§ Directions for this task: Only the lines that hold the word "true" are wanted from this listing.

§ Records for the task:
= = = = = = =

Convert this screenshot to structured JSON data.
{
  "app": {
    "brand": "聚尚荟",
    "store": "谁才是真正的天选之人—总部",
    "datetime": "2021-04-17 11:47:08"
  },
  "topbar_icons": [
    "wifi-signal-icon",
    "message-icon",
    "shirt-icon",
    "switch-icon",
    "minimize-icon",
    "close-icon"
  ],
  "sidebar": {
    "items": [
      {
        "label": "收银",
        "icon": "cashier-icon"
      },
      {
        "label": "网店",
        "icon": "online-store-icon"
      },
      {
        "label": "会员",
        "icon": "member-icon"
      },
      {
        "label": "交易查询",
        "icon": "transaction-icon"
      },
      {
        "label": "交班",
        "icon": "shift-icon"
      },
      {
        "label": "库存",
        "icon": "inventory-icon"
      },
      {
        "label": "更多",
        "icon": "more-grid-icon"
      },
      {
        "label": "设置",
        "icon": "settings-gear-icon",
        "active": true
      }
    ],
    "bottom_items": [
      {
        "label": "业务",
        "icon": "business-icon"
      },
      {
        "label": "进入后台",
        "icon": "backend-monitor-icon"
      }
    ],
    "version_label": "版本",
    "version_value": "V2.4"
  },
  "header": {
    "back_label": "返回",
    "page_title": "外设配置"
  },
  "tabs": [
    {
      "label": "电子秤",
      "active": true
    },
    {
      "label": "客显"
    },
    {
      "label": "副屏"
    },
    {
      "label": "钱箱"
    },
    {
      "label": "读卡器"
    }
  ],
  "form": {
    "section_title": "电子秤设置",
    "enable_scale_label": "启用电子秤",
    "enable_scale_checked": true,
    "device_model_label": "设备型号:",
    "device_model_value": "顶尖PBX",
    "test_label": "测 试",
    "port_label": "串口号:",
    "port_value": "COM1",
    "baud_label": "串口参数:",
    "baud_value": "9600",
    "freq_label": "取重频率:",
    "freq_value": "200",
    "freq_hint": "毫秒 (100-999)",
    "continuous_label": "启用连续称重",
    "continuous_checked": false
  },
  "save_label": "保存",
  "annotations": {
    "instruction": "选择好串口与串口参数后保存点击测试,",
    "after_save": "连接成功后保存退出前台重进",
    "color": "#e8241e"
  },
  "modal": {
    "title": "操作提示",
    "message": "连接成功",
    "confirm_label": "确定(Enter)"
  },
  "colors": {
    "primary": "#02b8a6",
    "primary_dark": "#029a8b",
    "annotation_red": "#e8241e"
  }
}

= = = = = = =

§ Solution to this task:
        "active": true
      "active": true
    "enable_scale_checked": true,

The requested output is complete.